Invasive Species Compendium

Detailed coverage of invasive species threatening livelihoods and the environment worldwide

Abstract

Niche opportunities for invasive annual plants in dryland ecosystems are controlled by disturbance, trophic interactions, and rainfall.

Abstract

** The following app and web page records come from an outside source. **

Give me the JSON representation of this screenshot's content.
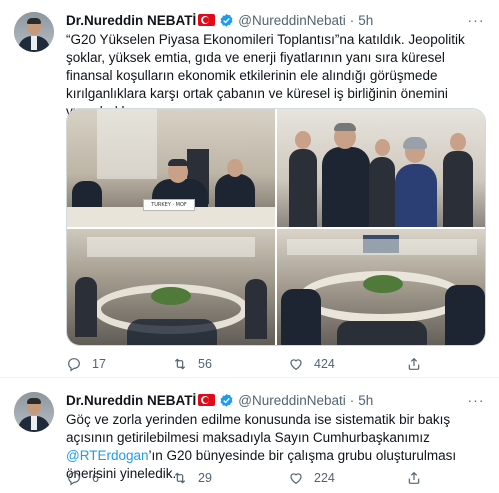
{
  "tweets": [
    {
      "author": {
        "name": "Dr.Nureddin NEBATİ",
        "handle": "@NureddinNebati",
        "time": "5h",
        "separator": "·"
      },
      "text": "“G20 Yükselen Piyasa Ekonomileri Toplantısı”na katıldık. Jeopolitik şoklar, yüksek emtia, gıda ve enerji fiyatlarının yanı sıra küresel finansal koşulların ekonomik etkilerinin ele alındığı görüşmede kırılganlıklara karşı ortak çabanın ve küresel iş birliğinin önemini vurguladık.",
      "nameplate": "TURKEY · MOF",
      "stats": {
        "replies": "17",
        "retweets": "56",
        "likes": "424"
      }
    },
    {
      "author": {
        "name": "Dr.Nureddin NEBATİ",
        "handle": "@NureddinNebati",
        "time": "5h",
        "separator": "·"
      },
      "text_before": "Göç ve zorla yerinden edilme konusunda ise sistematik bir bakış açısının getirilebilmesi maksadıyla Sayın Cumhurbaşkanımız ",
      "mention": "@RTErdogan",
      "text_after": "’ın G20 bünyesinde bir çalışma grubu oluşturulması önerisini yineledik.",
      "stats": {
        "replies": "6",
        "retweets": "29",
        "likes": "224"
      }
    }
  ],
  "colors": {
    "accent": "#1d9bf0",
    "flag": "#e30a17",
    "muted": "#536471",
    "text": "#0f1419"
  },
  "icons": [
    "verified-badge-icon",
    "turkey-flag-icon",
    "more-icon",
    "reply-icon",
    "retweet-icon",
    "like-icon",
    "share-icon"
  ]
}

Resource availability and biotic interactions control opportunities for the establishment and expansion of invasive species. Studies on biotic resistance to plant invasions have typically focused on competition and occasionally on herbivory, while resource-oriented studies have focused on water or nutrient pulses. Through synthesizing these approaches, we identify conditions that create invasion opportunities. In a nested fully factorial experiment, we examined how chronic alterations in water availability and rodent density influenced the density of invasive species in both the Mojave Desert and the Great Basin Desert after fire. We used structural equation modeling to examine the direct and mediated effects controlling the density of invasives in both deserts. In the first 2 years after our controlled burn in the Great Basin, we observed that fire had a direct effect on increasing the invasive forb Halogeton glomeratus as well as a mediated effect through reducing rodent densities and herbivory. 4 years after the burn, the invasive annual grass Bromus tectorum was suppressing Halogeton glomeratus in mammal exclusion plots. There was a clear transition from years where invasives were controlled by disturbance and trophic interactions to years were resource availability and competition controlled invasive density. Similarly, in the Mojave Desert we observed a strong early influence of trophic processes on invasives, with Schismus arabicus benefitted by rodents and Bromus rubens negatively influenced by rodents. In the Mojave Desert, post-fire conditions became less important in controlling the abundance of invasives over time, while Bromus rubens was consistently benefitted by increases in fall rainfall.